### Aim of the exercise
The entries that follow must be given again exactly, with the pictures excluded.

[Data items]
Content starts

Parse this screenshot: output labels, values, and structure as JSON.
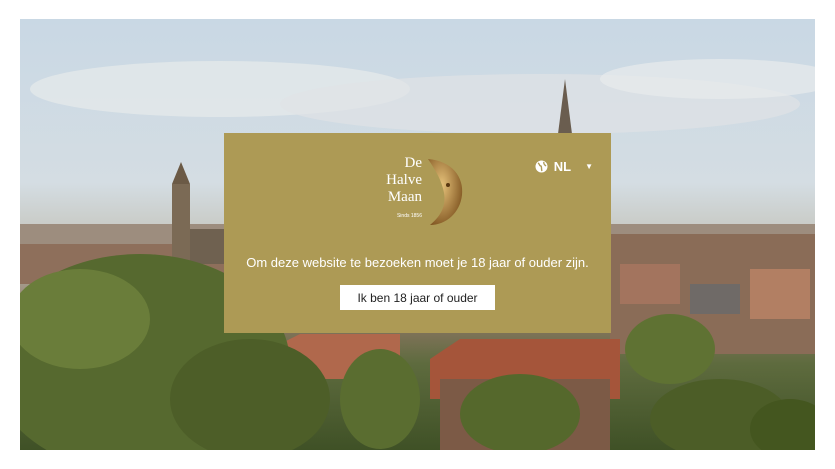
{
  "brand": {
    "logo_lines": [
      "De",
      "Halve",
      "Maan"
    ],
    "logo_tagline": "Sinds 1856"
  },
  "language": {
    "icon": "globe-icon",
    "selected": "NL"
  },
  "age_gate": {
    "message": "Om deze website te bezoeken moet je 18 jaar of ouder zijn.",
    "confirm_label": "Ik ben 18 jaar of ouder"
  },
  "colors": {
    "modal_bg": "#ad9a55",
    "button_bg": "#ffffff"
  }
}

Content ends

### Answer to this task
Parse this screenshot: output labels, values, and structure as JSON.
{
  "brand": {
    "logo_lines": [
      "De",
      "Halve",
      "Maan"
    ],
    "logo_tagline": "Sinds 1856"
  },
  "language": {
    "icon": "globe-icon",
    "selected": "NL"
  },
  "age_gate": {
    "message": "Om deze website te bezoeken moet je 18 jaar of ouder zijn.",
    "confirm_label": "Ik ben 18 jaar of ouder"
  },
  "colors": {
    "modal_bg": "#ad9a55",
    "button_bg": "#ffffff"
  }
}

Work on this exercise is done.